**Exercise description:** From the entries that follow, copy each line in which "this" appears.

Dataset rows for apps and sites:

= = = = =

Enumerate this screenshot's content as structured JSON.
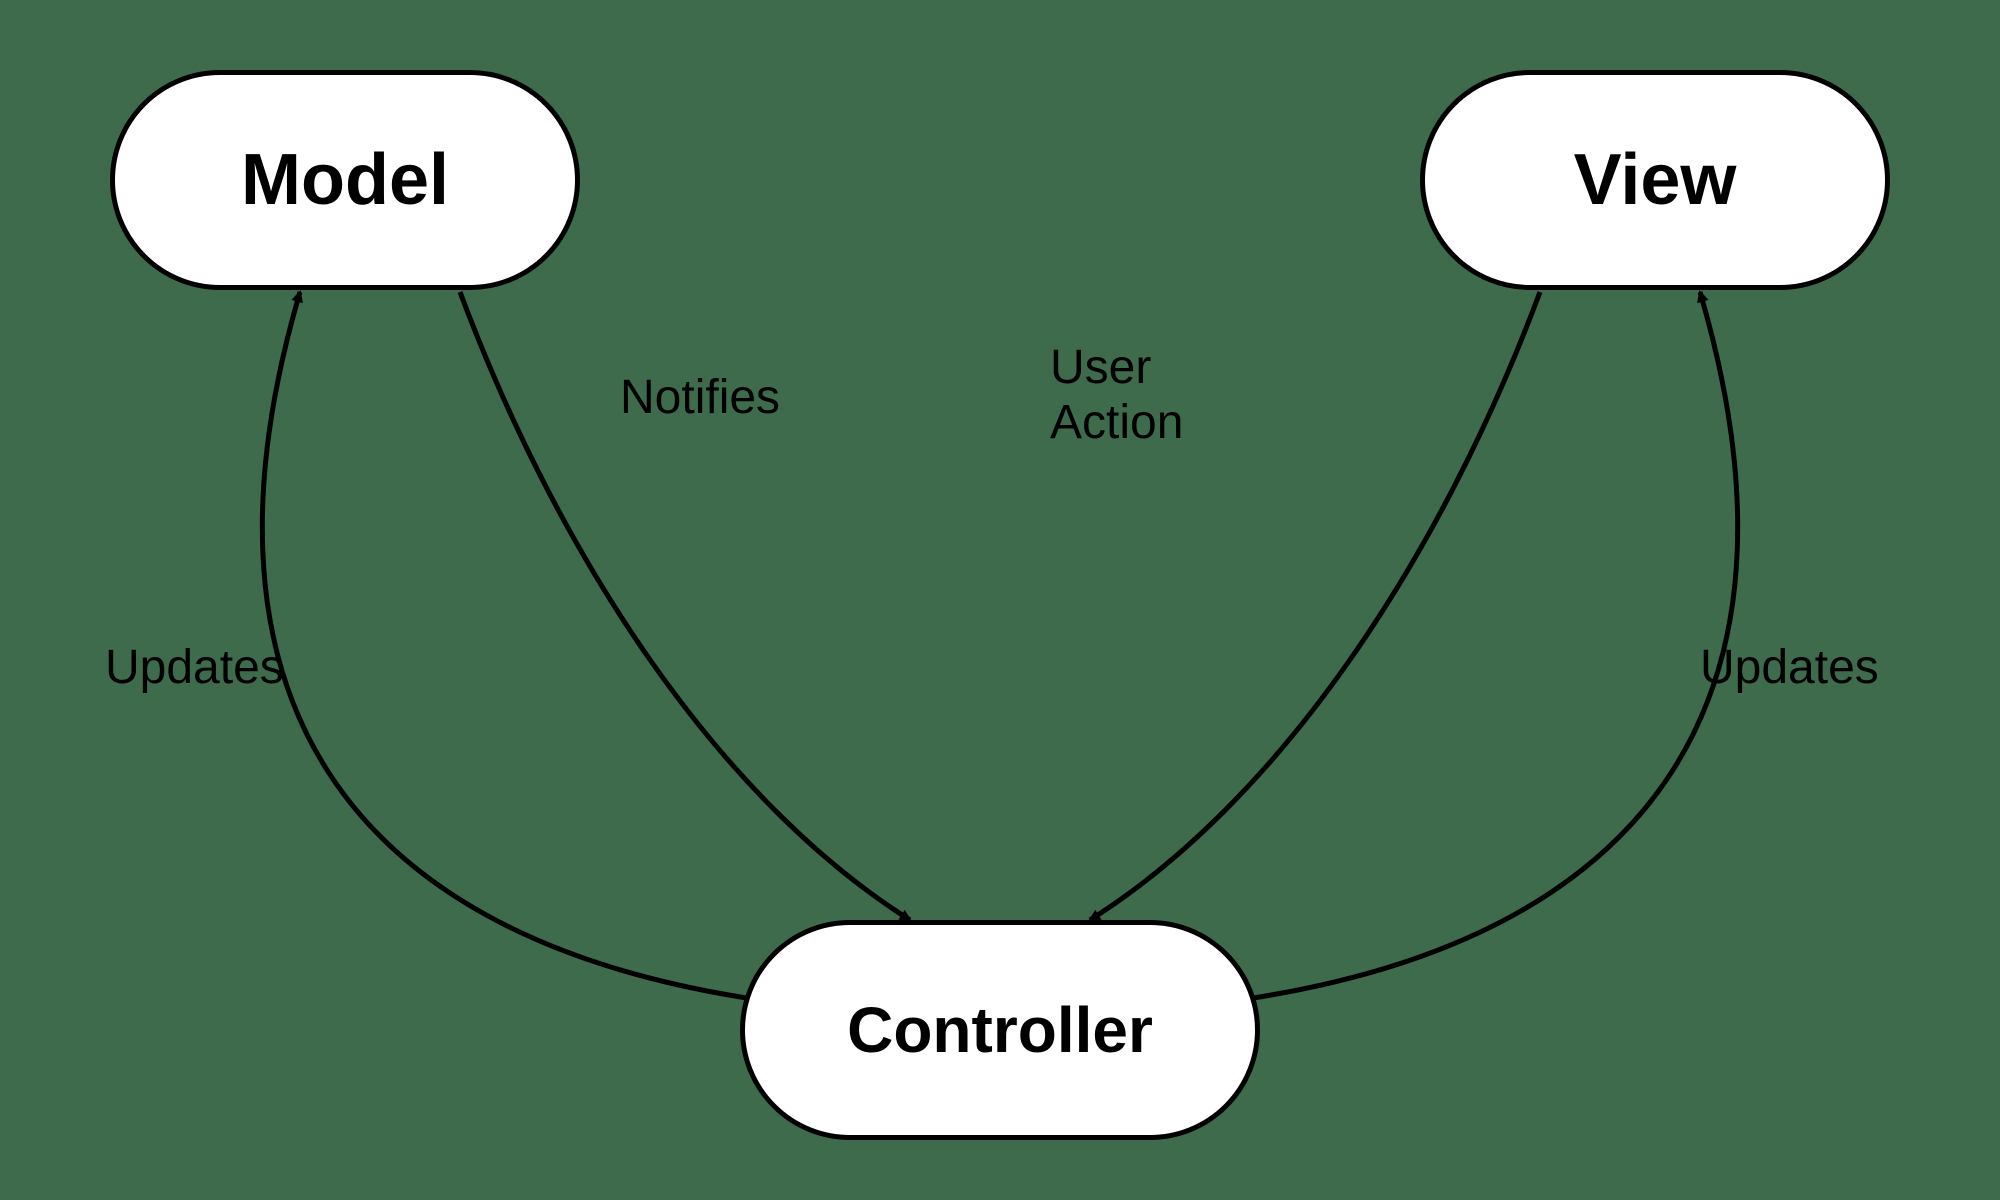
{
  "nodes": {
    "model": {
      "label": "Model"
    },
    "view": {
      "label": "View"
    },
    "controller": {
      "label": "Controller"
    }
  },
  "edges": {
    "model_to_controller": {
      "label": "Notifies"
    },
    "view_to_controller": {
      "label_line1": "User",
      "label_line2": "Action"
    },
    "controller_to_model": {
      "label": "Updates"
    },
    "controller_to_view": {
      "label": "Updates"
    }
  },
  "colors": {
    "background": "#3d6b4c",
    "node_fill": "#ffffff",
    "stroke": "#000000"
  }
}
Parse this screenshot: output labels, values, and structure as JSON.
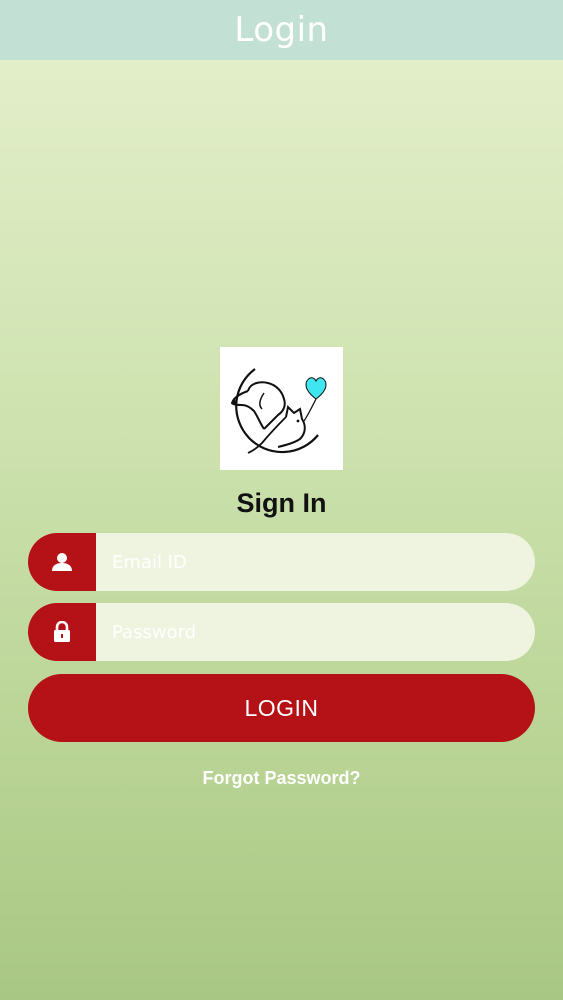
{
  "header": {
    "title": "Login"
  },
  "logo": {
    "icon": "dog-cat-heart-logo",
    "heart_color": "#3fe6f0"
  },
  "form": {
    "title": "Sign In",
    "email": {
      "placeholder": "Email ID",
      "value": "",
      "icon": "user-icon"
    },
    "password": {
      "placeholder": "Password",
      "value": "",
      "icon": "lock-icon"
    },
    "login_label": "LOGIN",
    "forgot_label": "Forgot Password?"
  },
  "colors": {
    "accent": "#b51217",
    "header_bg": "#c2e1d4",
    "field_bg": "#eef4df"
  }
}
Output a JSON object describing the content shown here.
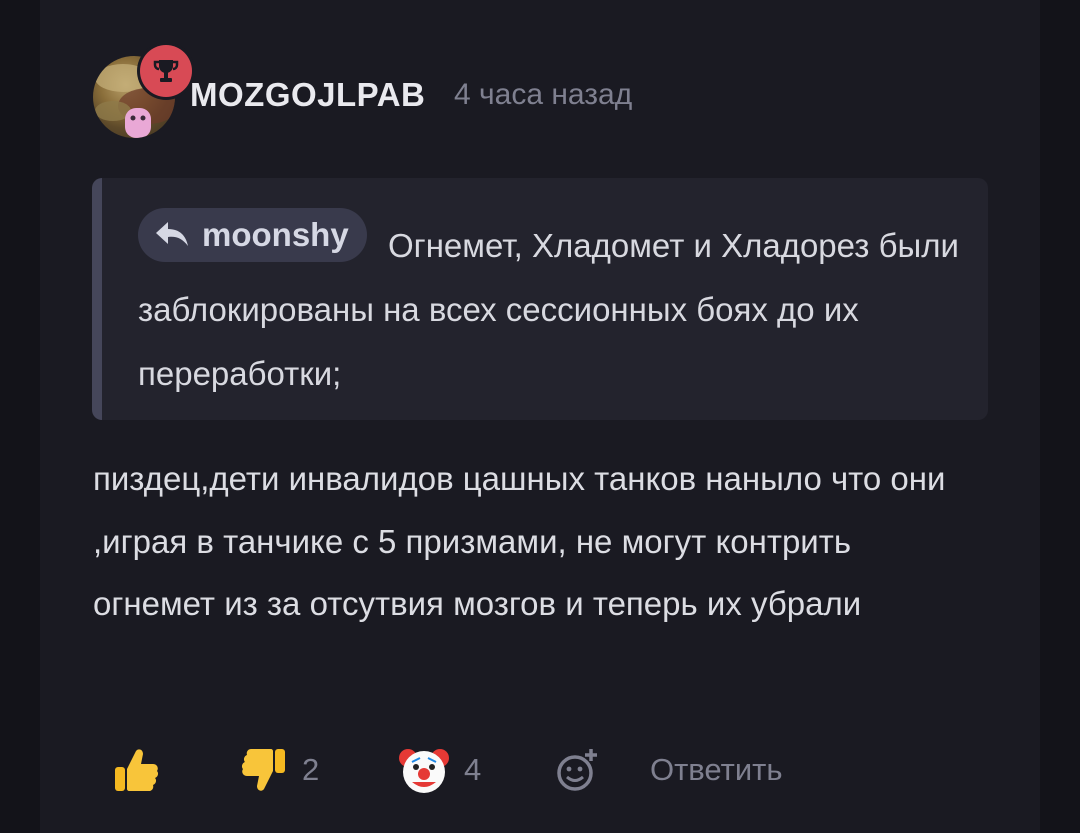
{
  "comment": {
    "author": "MOZGOJLPAB",
    "time": "4 часа назад",
    "quote": {
      "author": "moonshy",
      "text": "Огнемет, Хладомет и Хладорез были заблокированы на всех сессионных боях до их переработки;"
    },
    "body": "пиздец,дети инвалидов цашных танков наныло что они ,играя в танчике с 5 призмами, не могут контрить огнемет из за отсутвия мозгов и теперь их убрали"
  },
  "actions": {
    "like_icon": "thumbs-up-icon",
    "dislike_icon": "thumbs-down-icon",
    "dislike_count": "2",
    "clown_icon": "clown-face-icon",
    "clown_count": "4",
    "add_reaction_icon": "add-reaction-icon",
    "reply_label": "Ответить"
  },
  "colors": {
    "background": "#131319",
    "card": "#1a1a22",
    "quote_bg": "#23232d",
    "quote_border": "#45465a",
    "badge": "#d84a55",
    "muted_text": "#7f8090",
    "text": "#dcdde3"
  }
}
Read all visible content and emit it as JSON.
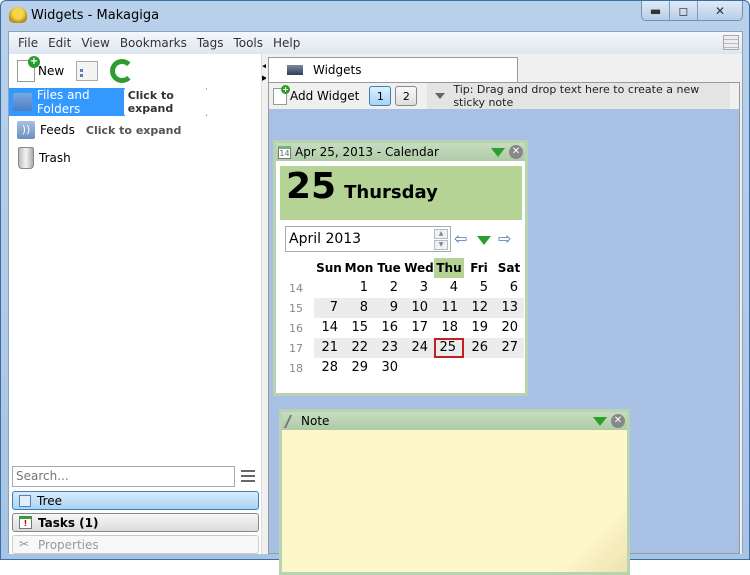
{
  "window": {
    "title": "Widgets - Makagiga",
    "controls": {
      "minimize": "▬",
      "maximize": "◻",
      "close": "✕"
    }
  },
  "menu": [
    "File",
    "Edit",
    "View",
    "Bookmarks",
    "Tags",
    "Tools",
    "Help"
  ],
  "toolbar": {
    "new_label": "New"
  },
  "tree": {
    "items": [
      {
        "label": "Files and Folders",
        "hint": "Click to expand",
        "icon": "folder-icon"
      },
      {
        "label": "Feeds",
        "hint": "Click to expand",
        "icon": "feed-icon"
      },
      {
        "label": "Trash",
        "icon": "trash-icon"
      }
    ]
  },
  "search": {
    "placeholder": "Search..."
  },
  "panels": {
    "tree": "Tree",
    "tasks": "Tasks (1)",
    "properties": "Properties"
  },
  "tab": {
    "label": "Widgets"
  },
  "widget_toolbar": {
    "add_label": "Add Widget",
    "pages": [
      "1",
      "2"
    ],
    "active_page": "1",
    "tip": "Tip: Drag and drop text here to create a new sticky note"
  },
  "calendar": {
    "title": "Apr 25, 2013 - Calendar",
    "icon_day": "14",
    "day": "25",
    "weekday": "Thursday",
    "month": "April 2013",
    "headers": [
      "Sun",
      "Mon",
      "Tue",
      "Wed",
      "Thu",
      "Fri",
      "Sat"
    ],
    "today_col": 4,
    "weeks": [
      {
        "wk": "14",
        "days": [
          "",
          "1",
          "2",
          "3",
          "4",
          "5",
          "6"
        ]
      },
      {
        "wk": "15",
        "days": [
          "7",
          "8",
          "9",
          "10",
          "11",
          "12",
          "13"
        ]
      },
      {
        "wk": "16",
        "days": [
          "14",
          "15",
          "16",
          "17",
          "18",
          "19",
          "20"
        ]
      },
      {
        "wk": "17",
        "days": [
          "21",
          "22",
          "23",
          "24",
          "25",
          "26",
          "27"
        ]
      },
      {
        "wk": "18",
        "days": [
          "28",
          "29",
          "30",
          "",
          "",
          "",
          ""
        ]
      }
    ],
    "selected": "25"
  },
  "note": {
    "title": "Note",
    "text": ""
  },
  "colors": {
    "selection": "#3399ff",
    "widget_header": "#aecba6",
    "date_box": "#b5d394",
    "note_bg": "#fdf5c7",
    "desktop": "#a7c0e3",
    "selected_day_border": "#c02020"
  }
}
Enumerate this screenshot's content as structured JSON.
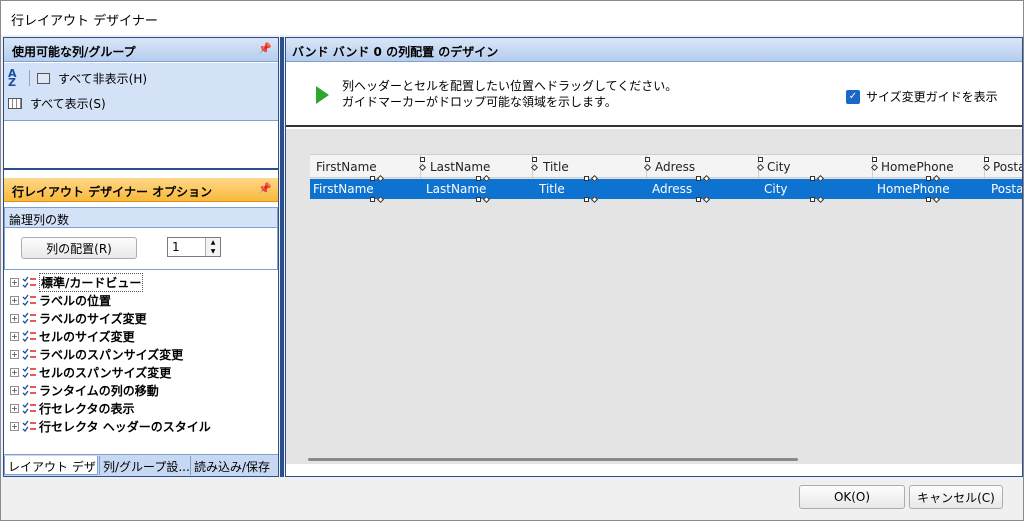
{
  "window": {
    "title": "行レイアウト デザイナー"
  },
  "columns_panel": {
    "title": "使用可能な列/グループ",
    "hide_all_label": "すべて非表示(H)",
    "show_all_label": "すべて表示(S)"
  },
  "options_panel": {
    "title": "行レイアウト デザイナー オプション",
    "logical_columns_label": "論理列の数",
    "arrange_button_label": "列の配置(R)",
    "logical_columns_value": "1",
    "tree_items": [
      "標準/カードビュー",
      "ラベルの位置",
      "ラベルのサイズ変更",
      "セルのサイズ変更",
      "ラベルのスパンサイズ変更",
      "セルのスパンサイズ変更",
      "ランタイムの列の移動",
      "行セレクタの表示",
      "行セレクタ ヘッダーのスタイル"
    ]
  },
  "left_tabs": [
    "レイアウト デザ...",
    "列/グループ設...",
    "読み込み/保存"
  ],
  "design_panel": {
    "title": "バンド バンド 0 の列配置 のデザイン",
    "instruction_line1": "列ヘッダーとセルを配置したい位置へドラッグしてください。",
    "instruction_line2": "ガイドマーカーがドロップ可能な領域を示します。",
    "show_resize_guide_label": "サイズ変更ガイドを表示",
    "show_resize_guide_checked": true,
    "columns": [
      "FirstName",
      "LastName",
      "Title",
      "Adress",
      "City",
      "HomePhone",
      "PostalCode"
    ]
  },
  "dialog_buttons": {
    "ok": "OK(O)",
    "cancel": "キャンセル(C)"
  },
  "colors": {
    "selection": "#0e72d0",
    "panel_header": "#b5cdee",
    "options_header": "#f9b93c"
  }
}
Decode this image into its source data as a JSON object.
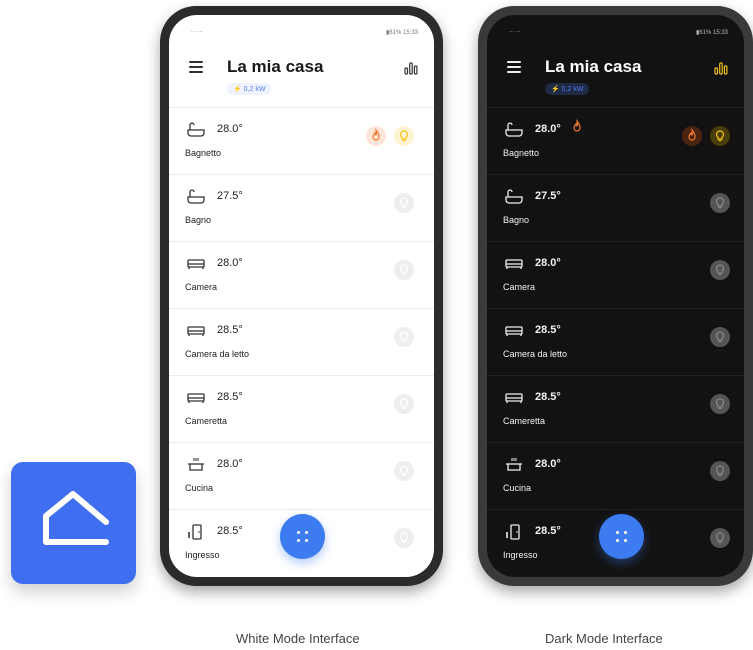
{
  "light": {
    "status_left": "∙∙∙ ∙∙∙",
    "status_right": "▮61% 15:33",
    "title": "La mia casa",
    "power": "⚡ 0,2 kW"
  },
  "dark": {
    "status_left": "∙∙∙ ∙∙∙",
    "status_right": "▮61% 15:33",
    "title": "La mia casa",
    "power": "⚡ 0,2 kW"
  },
  "rooms": [
    {
      "name": "Bagnetto",
      "temp": "28.0°",
      "icon": "bathtub-icon",
      "heating": true,
      "light_on": true
    },
    {
      "name": "Bagno",
      "temp": "27.5°",
      "icon": "bathtub-icon",
      "heating": false,
      "light_on": false
    },
    {
      "name": "Camera",
      "temp": "28.0°",
      "icon": "bed-icon",
      "heating": false,
      "light_on": false
    },
    {
      "name": "Camera da letto",
      "temp": "28.5°",
      "icon": "bed-icon",
      "heating": false,
      "light_on": false
    },
    {
      "name": "Cameretta",
      "temp": "28.5°",
      "icon": "bed-icon",
      "heating": false,
      "light_on": false
    },
    {
      "name": "Cucina",
      "temp": "28.0°",
      "icon": "cooking-pot-icon",
      "heating": false,
      "light_on": false
    },
    {
      "name": "Ingresso",
      "temp": "28.5°",
      "icon": "door-icon",
      "heating": false,
      "light_on": false
    }
  ],
  "captions": {
    "light": "White Mode Interface",
    "dark": "Dark Mode Interface"
  },
  "colors": {
    "accent": "#3c7bf0",
    "app_icon_bg": "#3f6ff0",
    "heat": "#f07a32",
    "bulb_on": "#f2c21a"
  }
}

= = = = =

**Task output:**
Enumerate this screenshot's content as structured JSON.
Parse this screenshot: output labels, values, and structure as JSON.
Enumerate this screenshot's content as structured JSON.
Decode this image into its source data as a JSON object.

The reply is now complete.